You have some great tips in here. I’ve just started sewing clothes in the last couple years and am really enjoying it. It definitely comes with it’s struggles, but I’m learning as I’m going instead of getting frustrated and quitting. I wish I could go to school for clothing construction so I could learn more of the correct ways to make clothes instead of just piecing things together here and there. I enjoy all the tutorials you write to help us learn more!
Thank you so much for this post. I’ve been sewing since I could reach a machine making my own clothes etc. but it’s been a while (too long) since I’ve done any sewing–just got a new machine and some basic equipment–using this info I’m sure I’ll get my confidence back in no time!! Thanks again!!
Love the lines about getting better. So true.
Enjoyed reading this, excellent advice. My problem is some of my early pieces were sewn better than my sewing today!
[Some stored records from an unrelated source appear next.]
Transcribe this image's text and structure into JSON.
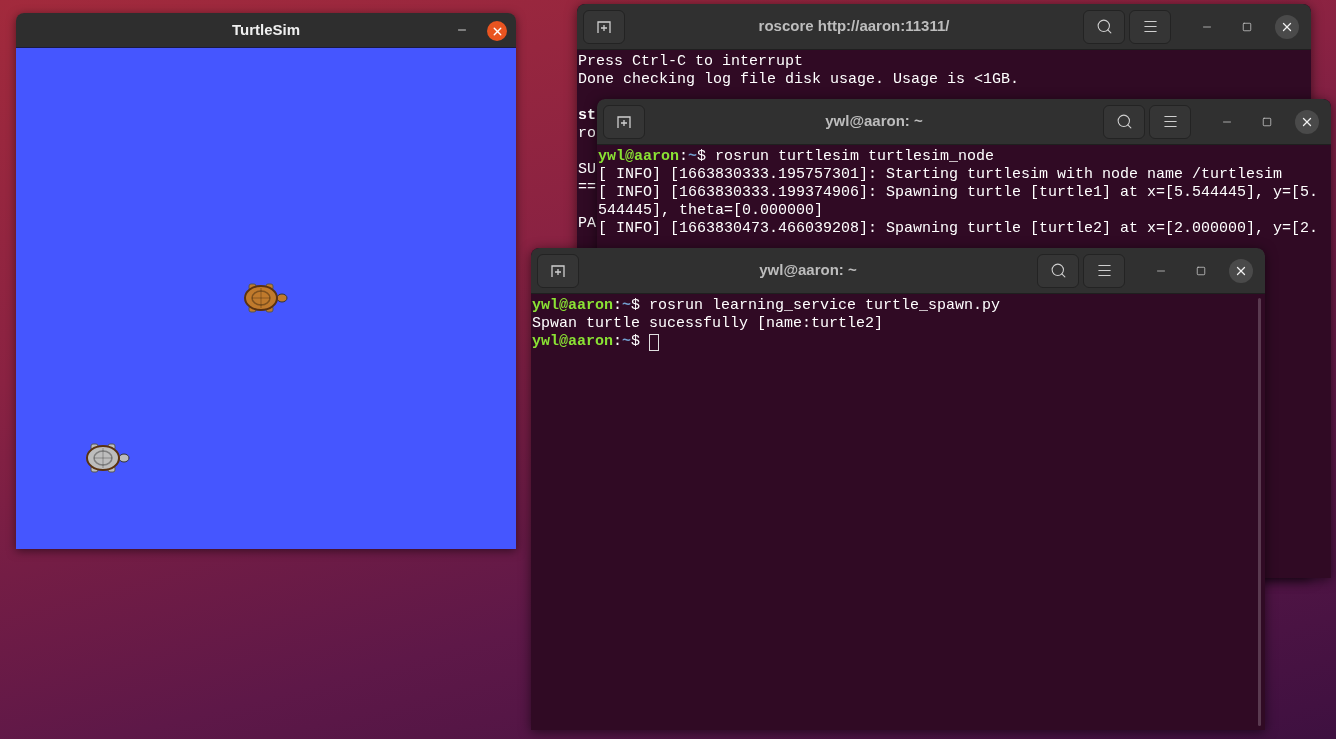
{
  "windows": [
    {
      "kind": "turtlesim",
      "title": "TurtleSim",
      "turtles": [
        {
          "color": "#c07a2c"
        },
        {
          "color": "#bdbdbd"
        }
      ]
    },
    {
      "kind": "terminal",
      "title": "roscore http://aaron:11311/",
      "blocks": [
        [
          {
            "kind": "output",
            "text": "Press Ctrl-C to interrupt",
            "bold": false
          },
          {
            "kind": "output",
            "text": "Done checking log file disk usage. Usage is <1GB.",
            "bold": false
          }
        ],
        [
          {
            "kind": "output",
            "text": "st",
            "bold": true
          },
          {
            "kind": "output",
            "text": "ro",
            "bold": false
          }
        ],
        [
          {
            "kind": "output",
            "text": "SU",
            "bold": false
          },
          {
            "kind": "output",
            "text": "==",
            "bold": false
          }
        ],
        [
          {
            "kind": "output",
            "text": "PA",
            "bold": false
          }
        ]
      ]
    },
    {
      "kind": "terminal",
      "title": "ywl@aaron: ~",
      "blocks": [
        [
          {
            "kind": "prompt",
            "user": "ywl@aaron",
            "sep": ":",
            "path": "~",
            "symbol": "$",
            "command": "rosrun turtlesim turtlesim_node",
            "cursor": false
          },
          {
            "kind": "output",
            "text": "[ INFO] [1663830333.195757301]: Starting turtlesim with node name /turtlesim",
            "bold": false
          },
          {
            "kind": "output",
            "text": "[ INFO] [1663830333.199374906]: Spawning turtle [turtle1] at x=[5.544445], y=[5.",
            "bold": false
          },
          {
            "kind": "output",
            "text": "544445], theta=[0.000000]",
            "bold": false
          },
          {
            "kind": "output",
            "text": "[ INFO] [1663830473.466039208]: Spawning turtle [turtle2] at x=[2.000000], y=[2.",
            "bold": false
          }
        ]
      ]
    },
    {
      "kind": "terminal",
      "title": "ywl@aaron: ~",
      "blocks": [
        [
          {
            "kind": "prompt",
            "user": "ywl@aaron",
            "sep": ":",
            "path": "~",
            "symbol": "$",
            "command": "rosrun learning_service turtle_spawn.py",
            "cursor": false
          },
          {
            "kind": "output",
            "text": "Spwan turtle sucessfully [name:turtle2]",
            "bold": false
          },
          {
            "kind": "prompt",
            "user": "ywl@aaron",
            "sep": ":",
            "path": "~",
            "symbol": "$",
            "cursor": true
          }
        ]
      ]
    }
  ]
}
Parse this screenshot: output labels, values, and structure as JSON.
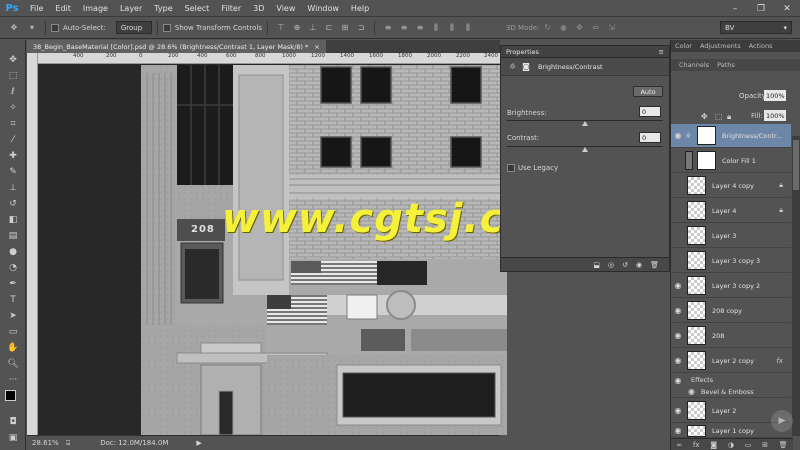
{
  "app": {
    "logo": "Ps"
  },
  "menu": [
    "File",
    "Edit",
    "Image",
    "Layer",
    "Type",
    "Select",
    "Filter",
    "3D",
    "View",
    "Window",
    "Help"
  ],
  "window_controls": [
    "–",
    "❐",
    "✕"
  ],
  "options_bar": {
    "auto_select_label": "Auto-Select:",
    "auto_select_value": "Group",
    "show_transform_label": "Show Transform Controls",
    "mode_3d_label": "3D Mode:",
    "workspace_value": "BV"
  },
  "document": {
    "tab_title": "38_Begin_BaseMaterial [Color].psd @ 28.6% (Brightness/Contrast 1, Layer Mask/8) *",
    "tab_close": "×",
    "ruler_ticks": [
      "400",
      "200",
      "0",
      "200",
      "400",
      "600",
      "800",
      "1000",
      "1200",
      "1400",
      "1600",
      "1800",
      "2000",
      "2200",
      "2400"
    ],
    "zoom": "28.61%",
    "doc_size": "Doc: 12.0M/184.0M",
    "sign_number": "208"
  },
  "properties": {
    "panel_title": "Properties",
    "adjustment_title": "Brightness/Contrast",
    "auto_label": "Auto",
    "brightness_label": "Brightness:",
    "brightness_value": "0",
    "contrast_label": "Contrast:",
    "contrast_value": "0",
    "use_legacy_label": "Use Legacy",
    "brightness_fraction": 0.5,
    "contrast_fraction": 0.5
  },
  "right_panel": {
    "top_tabs": [
      "Color",
      "Adjustments",
      "Actions"
    ],
    "sub_tabs": [
      "Channels",
      "Paths"
    ],
    "opacity_label": "Opacity:",
    "opacity_value": "100%",
    "fill_label": "Fill:",
    "fill_value": "100%",
    "effects_label": "Effects",
    "bevel_label": "Bevel & Emboss",
    "fx_label": "fx"
  },
  "layers": [
    {
      "name": "Brightness/Contr...",
      "visible": true,
      "locked": false,
      "type": "adjustment"
    },
    {
      "name": "Color Fill 1",
      "visible": false,
      "locked": false,
      "type": "fill"
    },
    {
      "name": "Layer 4 copy",
      "visible": false,
      "locked": true,
      "type": "pixel"
    },
    {
      "name": "Layer 4",
      "visible": false,
      "locked": true,
      "type": "pixel"
    },
    {
      "name": "Layer 3",
      "visible": false,
      "locked": false,
      "type": "pixel"
    },
    {
      "name": "Layer 3 copy 3",
      "visible": false,
      "locked": false,
      "type": "pixel"
    },
    {
      "name": "Layer 3 copy 2",
      "visible": true,
      "locked": false,
      "type": "pixel"
    },
    {
      "name": "208 copy",
      "visible": true,
      "locked": false,
      "type": "pixel"
    },
    {
      "name": "208",
      "visible": true,
      "locked": false,
      "type": "pixel"
    },
    {
      "name": "Layer 2 copy",
      "visible": true,
      "locked": false,
      "type": "pixel",
      "fx": true
    },
    {
      "name": "Layer 2",
      "visible": true,
      "locked": false,
      "type": "pixel"
    },
    {
      "name": "Layer 1 copy",
      "visible": true,
      "locked": false,
      "type": "pixel"
    }
  ],
  "watermark": "www.cgtsj.com",
  "colors": {
    "accent": "#31a8ff",
    "watermark": "#f5f03a",
    "panel": "#535353",
    "selected_layer": "#6d87a8"
  }
}
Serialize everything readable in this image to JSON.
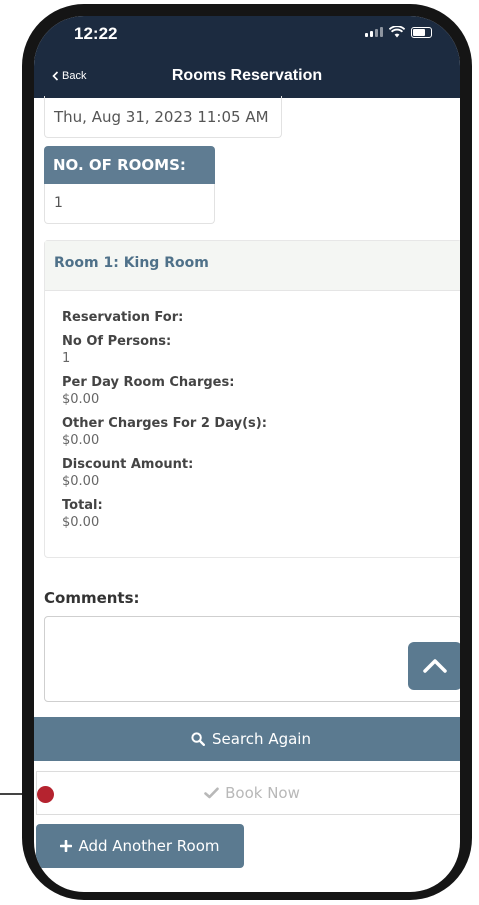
{
  "status_bar": {
    "time": "12:22"
  },
  "header": {
    "back_label": "Back",
    "title": "Rooms Reservation"
  },
  "reservation": {
    "date_value": "Thu, Aug 31, 2023 11:05 AM",
    "rooms_label": "NO. OF ROOMS:",
    "rooms_value": "1"
  },
  "room_card": {
    "title": "Room 1: King Room",
    "fields": [
      {
        "label": "Reservation For:",
        "value": ""
      },
      {
        "label": "No Of Persons:",
        "value": "1"
      },
      {
        "label": "Per Day Room Charges:",
        "value": "$0.00"
      },
      {
        "label": "Other Charges For 2 Day(s):",
        "value": "$0.00"
      },
      {
        "label": "Discount Amount:",
        "value": "$0.00"
      },
      {
        "label": "Total:",
        "value": "$0.00"
      }
    ]
  },
  "comments": {
    "label": "Comments:",
    "value": ""
  },
  "actions": {
    "search_again": "Search Again",
    "book_now": "Book Now",
    "add_room": "Add Another Room"
  },
  "icons": {
    "search": "search-icon",
    "check": "check-icon",
    "plus": "plus-icon",
    "scroll_up": "chevron-up-icon",
    "back": "chevron-left-icon"
  },
  "colors": {
    "header_bg": "#1c2b40",
    "accent": "#5b7a90",
    "room_title": "#4f7189",
    "annotation_dot": "#b5232f"
  }
}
I think I have become a bit complacent as time has gone on and slowing down and enjoying the process instead of rushing to finish is definitely something I need to be aware of. Great article.